Summary: Bacterial viruses (phages) are abundant, ecologically important biological entities. However, our understanding of their impact is limited by model systems that are primarily not well represented in nature, e.g. Enterophages and their hosts. Here, we investigate genomic characteristics and infection strategies among six aquatic Bacteroidetes phages that represent two genera of exceptionally large (~70-75kb genome) podoviruses, which were isolated from the same seawater sample using Cellulophaga baltica as host. Quantitative host range studies reveal that these genera have contrasting narrow (specialist) and broad (generalist) host ranges, with one-step growth curves revealing reduced burst sizes for the generalist phages. Genomic comparisons suggest candidate genes in each genus that might explain this host range variation, as well as provide hypotheses about receptors in the hosts. One generalist phage, φ38:1, was more deeply characterized, as its infection strategy switched from lytic on its original host to either inefficient lytic or lysogenic on an alternative host. If lysogenic, this phage was maintained extrachromosomally in the alternative host and could not be induced by mitomycin C. This work provides fundamental knowledge regarding phage-host ranges and their genomic drivers while also exploring the 'host environment' as a driver for switching phage replication mode.

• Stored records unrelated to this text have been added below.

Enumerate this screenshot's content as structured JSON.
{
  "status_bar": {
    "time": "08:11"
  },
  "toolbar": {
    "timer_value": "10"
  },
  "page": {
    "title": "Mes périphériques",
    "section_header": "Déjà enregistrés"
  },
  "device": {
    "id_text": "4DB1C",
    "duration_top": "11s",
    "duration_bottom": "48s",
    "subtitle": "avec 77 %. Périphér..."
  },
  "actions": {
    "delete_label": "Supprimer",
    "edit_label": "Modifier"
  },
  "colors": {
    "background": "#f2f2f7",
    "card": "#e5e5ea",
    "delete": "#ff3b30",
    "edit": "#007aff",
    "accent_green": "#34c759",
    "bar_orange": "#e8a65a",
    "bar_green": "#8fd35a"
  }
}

ASJC Scopus subject areas
- Ecology, Evolution, Behavior and Systematics